* What to do *
Scan the records for the word "kind". Copy each line that includes it.
%%
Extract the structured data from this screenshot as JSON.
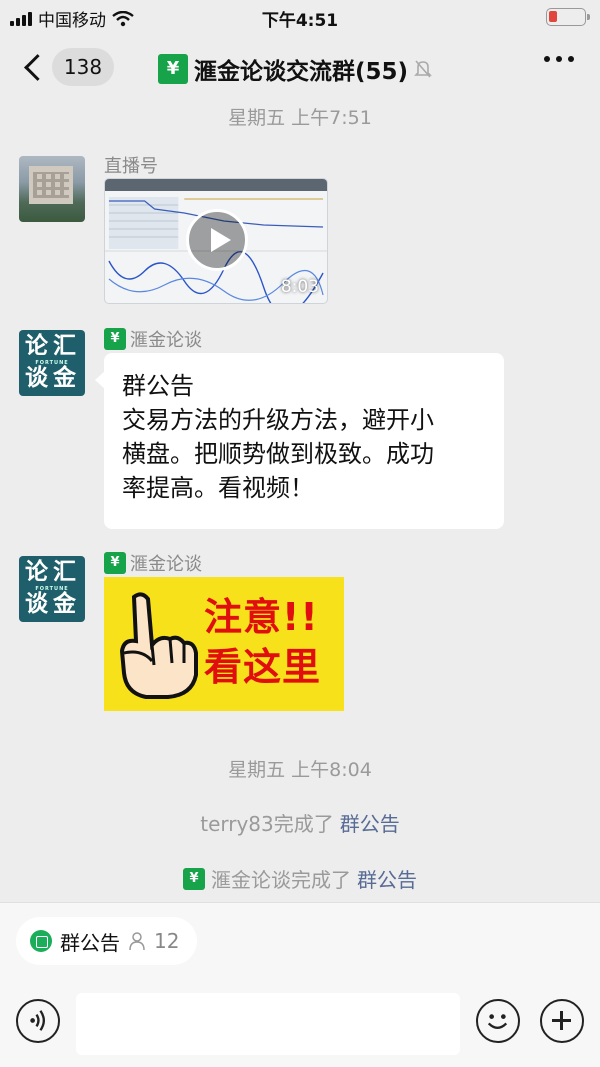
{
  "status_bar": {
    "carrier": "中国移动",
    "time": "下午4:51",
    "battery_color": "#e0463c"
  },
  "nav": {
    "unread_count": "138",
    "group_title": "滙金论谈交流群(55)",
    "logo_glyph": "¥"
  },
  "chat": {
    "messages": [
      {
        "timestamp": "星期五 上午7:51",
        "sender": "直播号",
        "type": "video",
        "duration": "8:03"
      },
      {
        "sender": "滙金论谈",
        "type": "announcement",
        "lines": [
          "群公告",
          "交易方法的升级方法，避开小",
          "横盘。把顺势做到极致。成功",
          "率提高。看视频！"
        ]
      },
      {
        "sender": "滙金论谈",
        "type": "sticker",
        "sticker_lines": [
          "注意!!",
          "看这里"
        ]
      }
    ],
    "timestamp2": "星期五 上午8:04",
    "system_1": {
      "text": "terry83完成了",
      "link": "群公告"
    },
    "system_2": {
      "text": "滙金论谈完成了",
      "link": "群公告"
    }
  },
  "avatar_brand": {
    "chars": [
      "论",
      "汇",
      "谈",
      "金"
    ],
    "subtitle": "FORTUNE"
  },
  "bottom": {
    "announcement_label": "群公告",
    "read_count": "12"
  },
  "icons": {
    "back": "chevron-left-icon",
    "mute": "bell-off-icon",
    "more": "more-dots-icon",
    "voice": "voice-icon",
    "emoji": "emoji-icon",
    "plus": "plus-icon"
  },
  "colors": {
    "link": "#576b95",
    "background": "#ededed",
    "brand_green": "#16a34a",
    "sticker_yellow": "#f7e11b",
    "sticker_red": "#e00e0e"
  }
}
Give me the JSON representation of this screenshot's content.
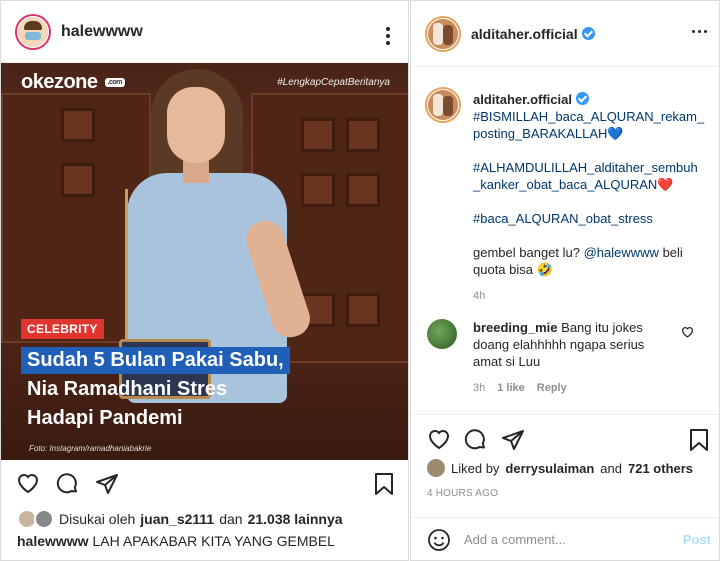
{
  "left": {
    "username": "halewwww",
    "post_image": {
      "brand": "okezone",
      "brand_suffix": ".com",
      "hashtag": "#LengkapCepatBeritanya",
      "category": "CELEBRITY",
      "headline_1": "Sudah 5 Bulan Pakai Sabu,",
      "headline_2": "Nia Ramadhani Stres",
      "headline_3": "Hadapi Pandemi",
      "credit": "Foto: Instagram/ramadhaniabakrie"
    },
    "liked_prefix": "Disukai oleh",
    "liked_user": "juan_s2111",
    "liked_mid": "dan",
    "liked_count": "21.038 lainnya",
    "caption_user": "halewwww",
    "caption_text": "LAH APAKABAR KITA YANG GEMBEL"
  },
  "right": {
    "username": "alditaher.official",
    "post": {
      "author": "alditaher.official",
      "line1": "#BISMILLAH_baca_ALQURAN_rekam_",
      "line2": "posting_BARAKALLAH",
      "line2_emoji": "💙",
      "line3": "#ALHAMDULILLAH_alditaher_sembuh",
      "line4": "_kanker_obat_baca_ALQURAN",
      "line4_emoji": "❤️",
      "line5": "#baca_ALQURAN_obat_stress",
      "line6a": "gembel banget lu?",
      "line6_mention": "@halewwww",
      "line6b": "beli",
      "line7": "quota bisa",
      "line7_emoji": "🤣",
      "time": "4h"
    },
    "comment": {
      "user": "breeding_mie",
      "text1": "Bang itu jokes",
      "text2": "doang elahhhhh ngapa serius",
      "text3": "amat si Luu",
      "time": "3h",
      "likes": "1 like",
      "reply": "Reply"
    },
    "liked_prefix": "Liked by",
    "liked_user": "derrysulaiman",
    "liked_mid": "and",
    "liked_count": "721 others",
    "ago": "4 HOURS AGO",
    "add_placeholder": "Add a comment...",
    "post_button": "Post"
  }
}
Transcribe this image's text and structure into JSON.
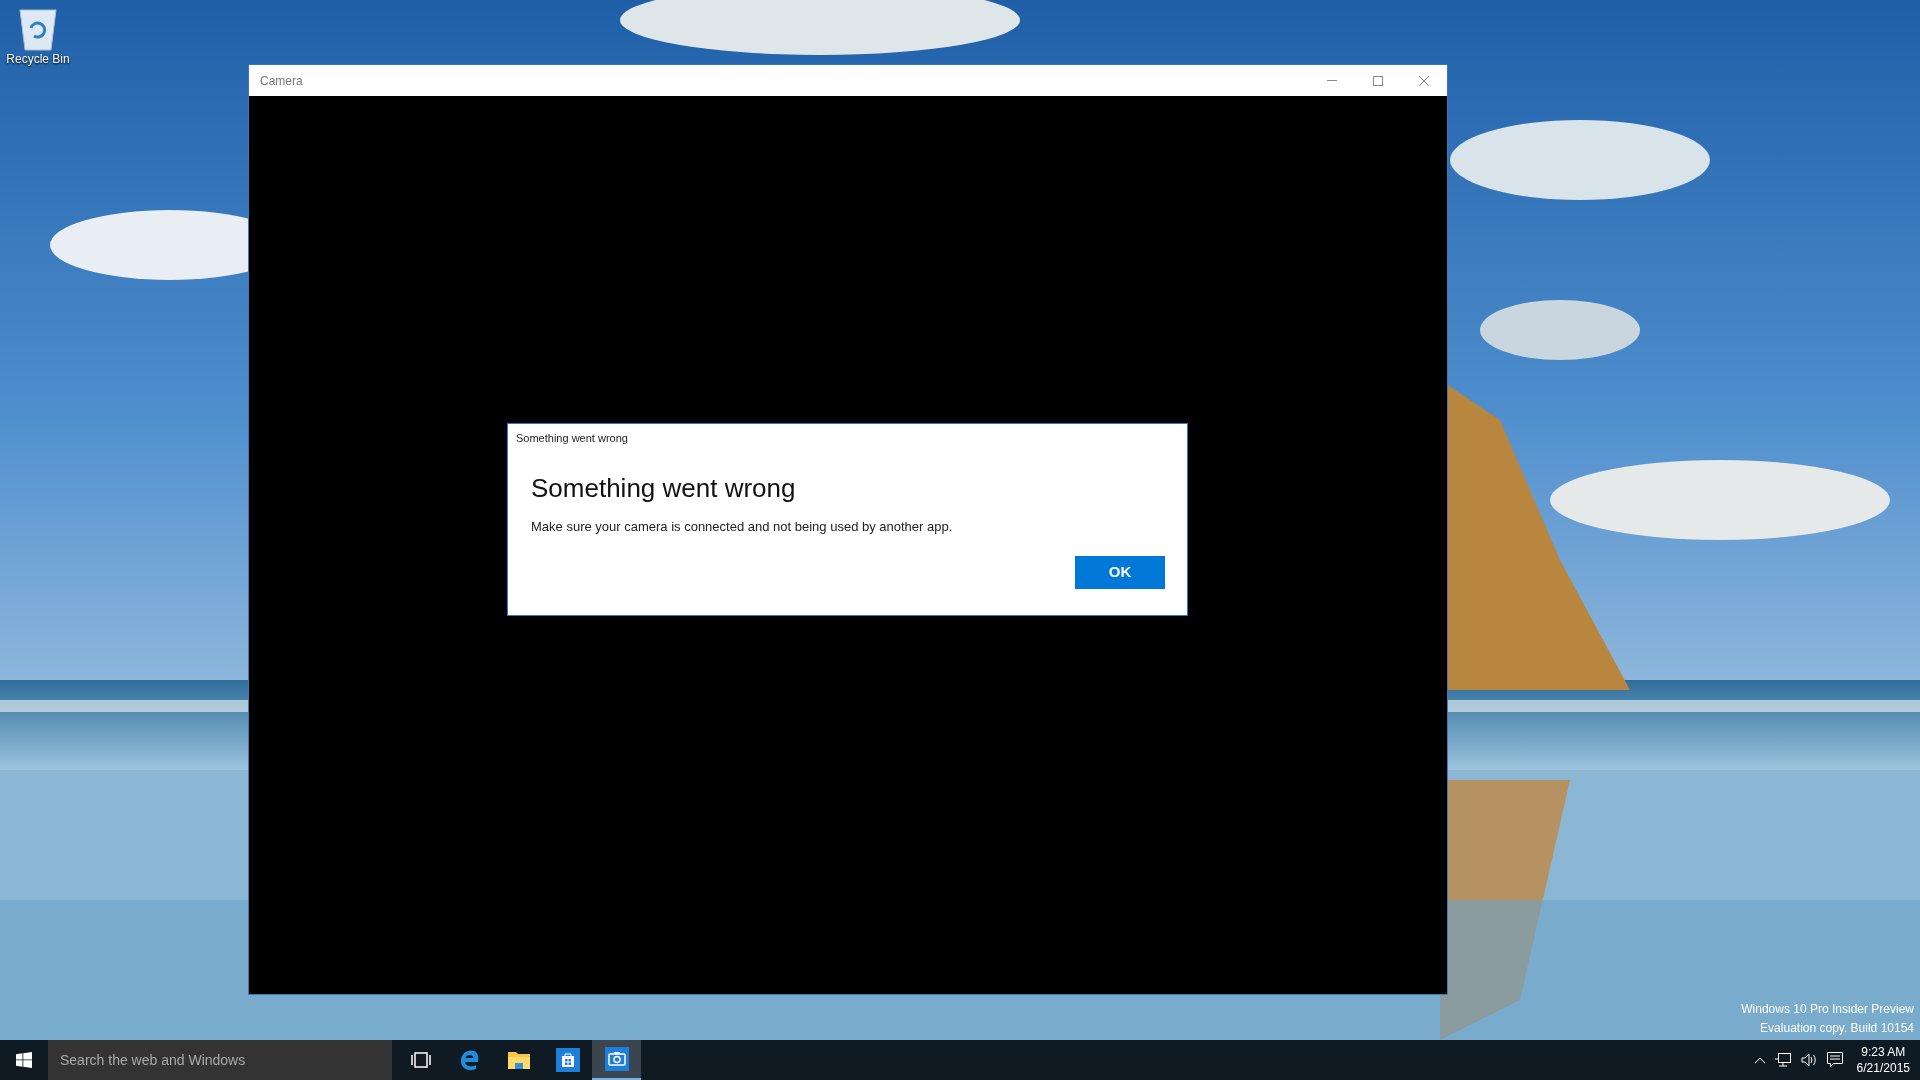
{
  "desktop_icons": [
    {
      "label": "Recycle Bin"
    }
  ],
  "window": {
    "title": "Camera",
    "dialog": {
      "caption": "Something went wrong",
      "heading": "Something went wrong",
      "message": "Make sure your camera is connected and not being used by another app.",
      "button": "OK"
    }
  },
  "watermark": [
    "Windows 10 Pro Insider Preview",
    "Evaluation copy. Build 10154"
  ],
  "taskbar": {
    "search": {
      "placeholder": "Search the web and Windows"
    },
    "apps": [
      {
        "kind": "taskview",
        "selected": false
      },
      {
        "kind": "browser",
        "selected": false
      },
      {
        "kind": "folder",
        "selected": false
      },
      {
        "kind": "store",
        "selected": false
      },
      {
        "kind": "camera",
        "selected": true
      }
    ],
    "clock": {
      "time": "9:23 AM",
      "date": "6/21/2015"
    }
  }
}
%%
* Result *
        "kind": "taskview",
        "kind": "browser",
        "kind": "folder",
        "kind": "store",
        "kind": "camera",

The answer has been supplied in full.